◆ AIM OF THE TASK
Copy out each line of the data that holds the string "RESIDENZIALE".

START MATERIAL TO PROCESS

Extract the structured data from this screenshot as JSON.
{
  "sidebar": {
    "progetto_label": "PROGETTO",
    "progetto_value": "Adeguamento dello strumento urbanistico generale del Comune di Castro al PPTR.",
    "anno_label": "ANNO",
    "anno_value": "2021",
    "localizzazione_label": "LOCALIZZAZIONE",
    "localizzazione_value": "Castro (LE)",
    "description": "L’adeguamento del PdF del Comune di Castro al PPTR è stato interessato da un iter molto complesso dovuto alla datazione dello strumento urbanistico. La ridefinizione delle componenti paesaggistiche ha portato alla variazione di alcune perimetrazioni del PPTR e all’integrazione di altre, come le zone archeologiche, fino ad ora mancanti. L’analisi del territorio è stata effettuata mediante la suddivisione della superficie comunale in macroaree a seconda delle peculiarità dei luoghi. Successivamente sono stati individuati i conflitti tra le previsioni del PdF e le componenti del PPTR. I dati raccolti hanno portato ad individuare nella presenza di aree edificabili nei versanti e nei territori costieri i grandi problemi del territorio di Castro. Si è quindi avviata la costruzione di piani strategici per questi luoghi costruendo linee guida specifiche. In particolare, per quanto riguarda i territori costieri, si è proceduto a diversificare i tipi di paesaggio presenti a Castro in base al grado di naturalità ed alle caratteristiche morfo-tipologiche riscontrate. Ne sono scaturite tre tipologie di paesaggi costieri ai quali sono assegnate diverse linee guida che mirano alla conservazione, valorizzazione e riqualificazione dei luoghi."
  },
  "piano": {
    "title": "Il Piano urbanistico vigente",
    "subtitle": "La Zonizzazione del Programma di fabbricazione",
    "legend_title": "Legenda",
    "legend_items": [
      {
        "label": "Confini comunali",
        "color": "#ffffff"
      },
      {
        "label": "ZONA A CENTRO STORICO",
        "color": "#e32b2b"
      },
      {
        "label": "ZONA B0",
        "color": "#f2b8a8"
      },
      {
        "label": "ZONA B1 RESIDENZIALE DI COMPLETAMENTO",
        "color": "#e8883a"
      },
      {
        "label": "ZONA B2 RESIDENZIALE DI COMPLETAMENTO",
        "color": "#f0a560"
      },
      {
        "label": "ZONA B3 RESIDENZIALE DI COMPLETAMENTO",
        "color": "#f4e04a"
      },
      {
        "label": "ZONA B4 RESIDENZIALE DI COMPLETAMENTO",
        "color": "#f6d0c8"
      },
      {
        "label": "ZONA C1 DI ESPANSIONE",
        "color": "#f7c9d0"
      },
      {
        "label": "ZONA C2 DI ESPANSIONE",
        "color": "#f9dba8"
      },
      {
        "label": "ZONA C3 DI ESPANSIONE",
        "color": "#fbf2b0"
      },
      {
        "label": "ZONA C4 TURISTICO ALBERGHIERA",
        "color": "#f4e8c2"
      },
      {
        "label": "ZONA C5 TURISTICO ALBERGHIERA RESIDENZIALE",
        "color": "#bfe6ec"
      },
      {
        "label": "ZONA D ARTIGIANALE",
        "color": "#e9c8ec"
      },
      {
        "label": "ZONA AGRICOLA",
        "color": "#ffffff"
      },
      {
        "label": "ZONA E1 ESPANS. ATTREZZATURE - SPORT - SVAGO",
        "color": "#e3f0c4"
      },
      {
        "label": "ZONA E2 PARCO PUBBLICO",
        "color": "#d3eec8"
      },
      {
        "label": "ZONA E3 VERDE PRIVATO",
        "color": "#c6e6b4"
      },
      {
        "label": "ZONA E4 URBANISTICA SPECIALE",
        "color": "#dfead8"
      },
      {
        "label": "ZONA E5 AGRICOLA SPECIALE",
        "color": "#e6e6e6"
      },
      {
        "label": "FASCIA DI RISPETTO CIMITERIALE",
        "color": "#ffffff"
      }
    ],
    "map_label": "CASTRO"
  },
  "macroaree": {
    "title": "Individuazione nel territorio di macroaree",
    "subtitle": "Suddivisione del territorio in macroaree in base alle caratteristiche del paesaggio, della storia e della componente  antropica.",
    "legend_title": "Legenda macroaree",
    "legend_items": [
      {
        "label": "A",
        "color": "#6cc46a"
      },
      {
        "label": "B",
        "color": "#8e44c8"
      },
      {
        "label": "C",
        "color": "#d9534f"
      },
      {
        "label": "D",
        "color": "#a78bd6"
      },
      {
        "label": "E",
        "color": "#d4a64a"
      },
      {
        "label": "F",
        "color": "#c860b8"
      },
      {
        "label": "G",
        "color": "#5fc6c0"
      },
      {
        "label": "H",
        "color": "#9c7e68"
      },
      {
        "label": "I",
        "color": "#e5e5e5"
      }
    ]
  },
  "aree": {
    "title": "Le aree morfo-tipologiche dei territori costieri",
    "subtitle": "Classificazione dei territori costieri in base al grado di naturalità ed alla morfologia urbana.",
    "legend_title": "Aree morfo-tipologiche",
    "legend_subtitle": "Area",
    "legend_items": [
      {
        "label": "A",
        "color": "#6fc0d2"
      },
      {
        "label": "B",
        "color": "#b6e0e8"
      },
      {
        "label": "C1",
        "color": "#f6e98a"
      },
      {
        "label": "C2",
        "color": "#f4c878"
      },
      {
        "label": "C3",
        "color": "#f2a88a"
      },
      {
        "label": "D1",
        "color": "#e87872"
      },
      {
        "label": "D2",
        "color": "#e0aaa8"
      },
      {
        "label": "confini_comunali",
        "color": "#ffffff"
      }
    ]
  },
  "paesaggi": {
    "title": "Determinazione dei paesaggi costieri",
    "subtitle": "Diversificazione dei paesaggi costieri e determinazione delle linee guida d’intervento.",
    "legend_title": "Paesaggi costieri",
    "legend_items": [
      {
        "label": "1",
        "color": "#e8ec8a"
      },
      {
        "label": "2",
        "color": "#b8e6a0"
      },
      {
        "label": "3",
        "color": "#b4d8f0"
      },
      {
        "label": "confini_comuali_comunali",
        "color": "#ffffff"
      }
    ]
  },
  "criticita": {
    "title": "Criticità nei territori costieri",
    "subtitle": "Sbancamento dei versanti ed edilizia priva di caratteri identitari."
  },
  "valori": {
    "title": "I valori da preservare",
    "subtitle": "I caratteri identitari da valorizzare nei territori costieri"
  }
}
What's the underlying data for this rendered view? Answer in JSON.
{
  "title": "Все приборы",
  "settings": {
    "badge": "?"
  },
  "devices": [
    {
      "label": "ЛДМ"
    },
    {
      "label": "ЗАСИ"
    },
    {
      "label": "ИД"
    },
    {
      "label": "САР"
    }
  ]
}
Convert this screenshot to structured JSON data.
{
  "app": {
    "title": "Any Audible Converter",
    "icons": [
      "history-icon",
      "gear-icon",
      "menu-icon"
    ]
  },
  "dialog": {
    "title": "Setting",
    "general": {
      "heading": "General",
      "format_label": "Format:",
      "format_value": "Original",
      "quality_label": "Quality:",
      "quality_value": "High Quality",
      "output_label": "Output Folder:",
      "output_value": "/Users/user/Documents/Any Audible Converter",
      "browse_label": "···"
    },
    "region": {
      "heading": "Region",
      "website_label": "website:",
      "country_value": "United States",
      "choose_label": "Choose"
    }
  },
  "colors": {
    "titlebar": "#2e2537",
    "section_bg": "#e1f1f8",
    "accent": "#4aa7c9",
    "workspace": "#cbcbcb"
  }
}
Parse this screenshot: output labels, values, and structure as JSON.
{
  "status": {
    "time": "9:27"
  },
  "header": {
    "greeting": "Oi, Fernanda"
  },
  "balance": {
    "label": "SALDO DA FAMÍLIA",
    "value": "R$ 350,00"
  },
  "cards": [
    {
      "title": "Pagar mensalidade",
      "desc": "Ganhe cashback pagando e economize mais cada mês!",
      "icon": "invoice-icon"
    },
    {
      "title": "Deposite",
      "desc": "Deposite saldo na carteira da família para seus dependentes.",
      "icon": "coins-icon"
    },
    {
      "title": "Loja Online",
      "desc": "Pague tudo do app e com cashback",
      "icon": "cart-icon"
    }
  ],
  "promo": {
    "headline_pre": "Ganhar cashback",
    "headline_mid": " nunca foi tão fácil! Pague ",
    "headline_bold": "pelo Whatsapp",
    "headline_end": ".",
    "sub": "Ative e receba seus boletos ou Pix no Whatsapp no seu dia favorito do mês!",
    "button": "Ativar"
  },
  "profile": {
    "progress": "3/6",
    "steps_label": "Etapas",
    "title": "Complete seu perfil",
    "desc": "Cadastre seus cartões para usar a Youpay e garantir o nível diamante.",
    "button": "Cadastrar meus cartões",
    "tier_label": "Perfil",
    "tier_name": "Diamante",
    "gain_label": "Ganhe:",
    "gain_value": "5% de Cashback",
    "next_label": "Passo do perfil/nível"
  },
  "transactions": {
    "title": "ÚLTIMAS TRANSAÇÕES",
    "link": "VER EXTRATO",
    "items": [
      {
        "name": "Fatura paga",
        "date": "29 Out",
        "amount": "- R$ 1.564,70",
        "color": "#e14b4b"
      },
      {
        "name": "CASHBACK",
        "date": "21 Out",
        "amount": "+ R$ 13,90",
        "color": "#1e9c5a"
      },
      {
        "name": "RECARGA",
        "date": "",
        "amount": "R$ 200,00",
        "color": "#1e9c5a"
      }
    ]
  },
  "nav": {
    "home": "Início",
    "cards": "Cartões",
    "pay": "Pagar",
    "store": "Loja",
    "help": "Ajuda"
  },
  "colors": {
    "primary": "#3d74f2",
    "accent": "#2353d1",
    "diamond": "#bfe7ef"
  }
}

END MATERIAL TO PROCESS

◆ ANSWER SECTION
        "label": "ZONA B1 RESIDENZIALE DI COMPLETAMENTO",
        "label": "ZONA B2 RESIDENZIALE DI COMPLETAMENTO",
        "label": "ZONA B3 RESIDENZIALE DI COMPLETAMENTO",
        "label": "ZONA B4 RESIDENZIALE DI COMPLETAMENTO",
        "label": "ZONA C5 TURISTICO ALBERGHIERA RESIDENZIALE",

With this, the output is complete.